The Kaiservilla in Bad Ischl was the summer residence of Emperor Franz Joseph I and Empress Elisabeth. The engagement of Emperor Franz Josef I with Princess Elisabeth of Bavaria in 1853, took place in the Kaiservilla in Ischl. On this occasion Archduchess Sophie gave the estate as a wedding gift to the Imperial couple.
The story of Elisabeth (Sissi) and her mother-in-law is not a pretty one. But to begin with, Archduchess Sophie did give her son and his fiancee this lovely engagement present. She even had the Villa rebuild and extended in the following years in a neoclassical style. After the renovation, the building was shaped like an "E" (from Elisabeth).
DISCLOSURE: I get commissions for purchases made through some of the links in this article.
Emperor Franz Josef spent a few weeks in this little Summer Palace nearly every summer. He often celebrated his birthday here, on August 18.
To honour him his birthday is still celebrated by the people of Ischl each year.
Hunting was one of the favourite pastimes of the emperor in the summer. The thousands of antlers and skulls that cover the walls of the Kaiservilla testify of this passion.
In his lifetime, Franz-Joseph shot 48.345 deer! In the villa, you can also admire 2200 paintings with hunting scenes.
Empress Elisabeth was very found of the Marmorschlössl, a teahouse in the large Englisch park that surrounded the Villa. It was a get-a-way, quite like the Petit Trianon was to Marie Antoinette.
The building houses the photo museum of Ober-Österreich nowadays.
The park, with the Marmorschlössl and outbuildings, was built by the Royal gardener Franz Rauch. The white marble fountain in front of the building was created in 1884 by Viktor Tilgner.
The Kaiservilla is a miniature compared to the grand Habsburg residences like the Hofburg and Schönbrunn palaces in Vienna.

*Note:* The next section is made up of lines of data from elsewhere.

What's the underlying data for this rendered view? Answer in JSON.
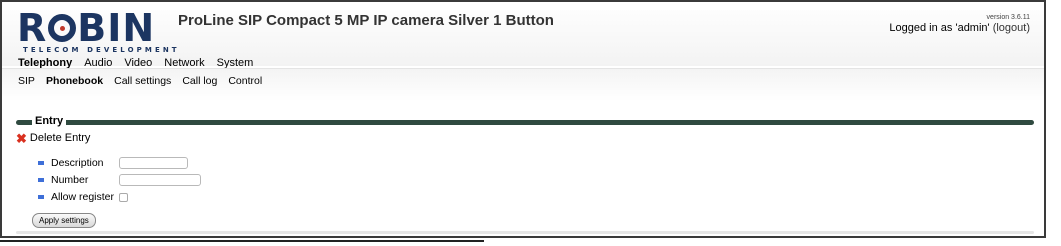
{
  "header": {
    "logo_text": "ROBIN",
    "logo_subtext": "TELECOM DEVELOPMENT",
    "title": "ProLine SIP Compact 5 MP IP camera Silver 1 Button",
    "version": "version 3.6.11",
    "login_text": "Logged in as 'admin'",
    "logout_label": "(logout)"
  },
  "topnav": [
    "Telephony",
    "Audio",
    "Video",
    "Network",
    "System"
  ],
  "subnav": [
    "SIP",
    "Phonebook",
    "Call settings",
    "Call log",
    "Control"
  ],
  "fieldset": {
    "legend": "Entry"
  },
  "delete_label": "Delete Entry",
  "form": {
    "description_label": "Description",
    "description_value": "",
    "number_label": "Number",
    "number_value": "",
    "allow_register_label": "Allow register",
    "allow_register_checked": false
  },
  "apply_label": "Apply settings"
}
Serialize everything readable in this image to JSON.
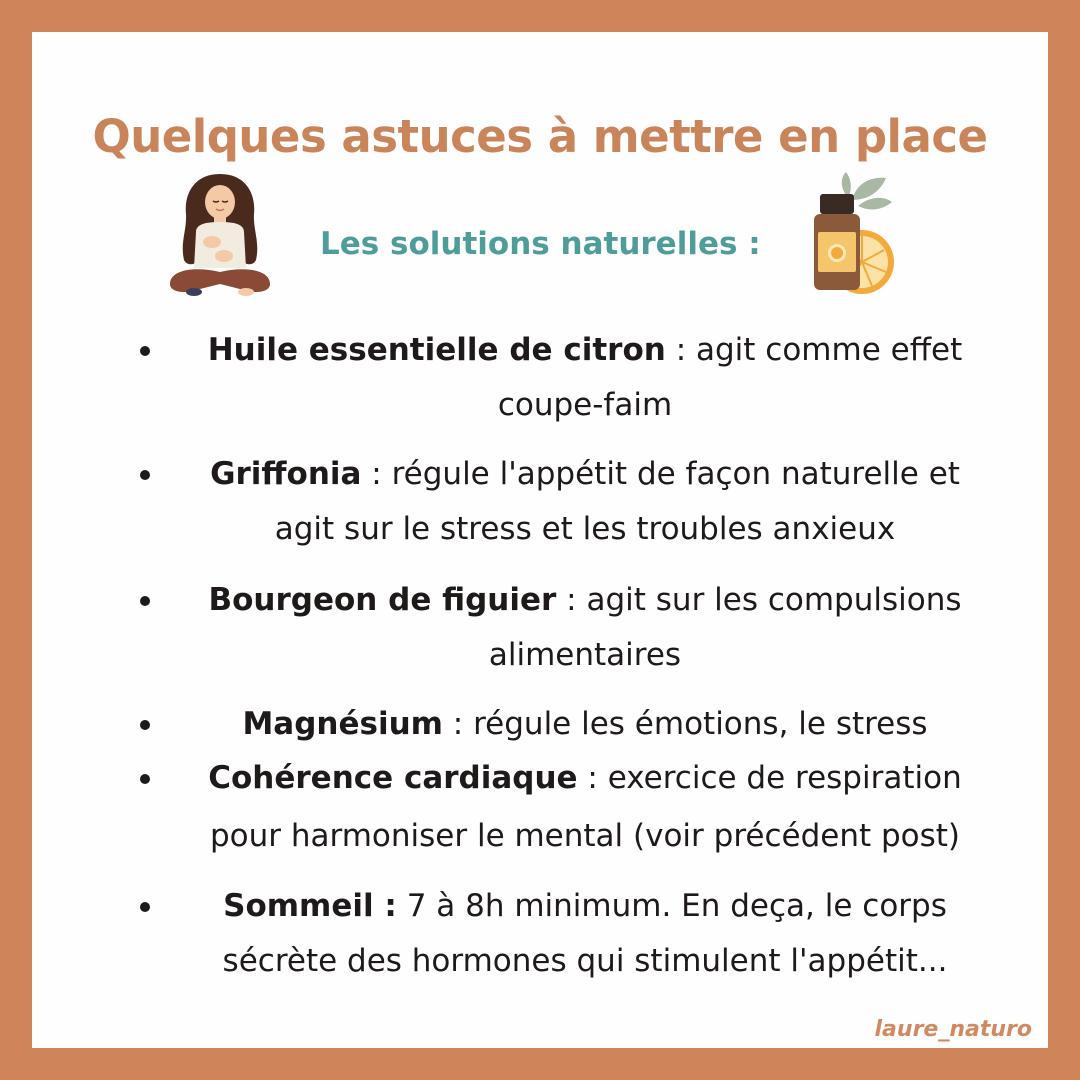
{
  "title": "Quelques astuces à mettre en place",
  "subtitle": "Les solutions naturelles :",
  "items": [
    {
      "term": "Huile essentielle de citron",
      "sep": " : ",
      "line1_rest": "agit comme effet",
      "line2": "coupe-faim"
    },
    {
      "term": "Griffonia",
      "sep": " : ",
      "line1_rest": "régule l'appétit de façon naturelle et",
      "line2": "agit sur le stress et les troubles anxieux"
    },
    {
      "term": "Bourgeon de figuier",
      "sep": " : ",
      "line1_rest": "agit sur les compulsions",
      "line2": "alimentaires"
    },
    {
      "term": "Magnésium",
      "sep": " : ",
      "line1_rest": "régule les émotions, le stress",
      "line2": ""
    },
    {
      "term": "Cohérence cardiaque",
      "sep": " : ",
      "line1_rest": "exercice de respiration",
      "line2": "pour harmoniser le mental (voir précédent post)"
    },
    {
      "term": "Sommeil :",
      "sep": " ",
      "line1_rest": "7 à 8h minimum. En deça, le corps",
      "line2": "sécrète des hormones qui stimulent l'appétit..."
    }
  ],
  "credit": "laure_naturo",
  "colors": {
    "border": "#cd8559",
    "title": "#c9845a",
    "subtitle": "#4f9d9a",
    "text": "#1f1a1a"
  },
  "icons": {
    "left": "meditating-woman-illustration",
    "right": "essential-oil-bottle-lemon-illustration"
  }
}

But this was intentional, to create an intimate atmosphere where the imperial family could retreat from the protocol that dictated their lives in the large royal palaces.
Despite its size, the Kaiservilla was also the place where many diplomatic meetings took place. It was in his office at the Kaiservilla where Franz Joseph signed the fatal Declaration of war on Serbia on July 28, 1914. This resulted in the first world war and ultimately, the end of the Habsburg monarchy.
Emperor Franz Joseph died in 1916. His youngest daughter, Archduchess Marie Valerie, inherited the estate. She was married to Archduke Franz Salvator.
Because the Kaiservilla was private property, the estate remained in possession of the family after the fall of the Austro-Hungarian Monarchy (1918). The son Hubert Salvator of Habsburg-Lorraine inherited the villa.
Today Archduke Markus Salvator von Habsburg-Lothringen, the great grandson of Franz Jospeh, still lives at the Kaiservilla and is the curator of the Villa museum. He invites you to come and see it!
Emperor Franz Josef already allowed the citizens of his empire to view the interior of the Imperial Villa when he was not there. They were even allowed in the private apartments.
The descendants of the emperor who inherited the Kaiservilla have continued this tradition to the present day. The only difference is that the house and park are now accessible during the summer months. Frans Joseph and Elisabeth used to spend their summer there. Visitors can experience the villa and park as the royal family must have experienced it in the past.
Bad Ischl 4820
Phone:+43 6132 23241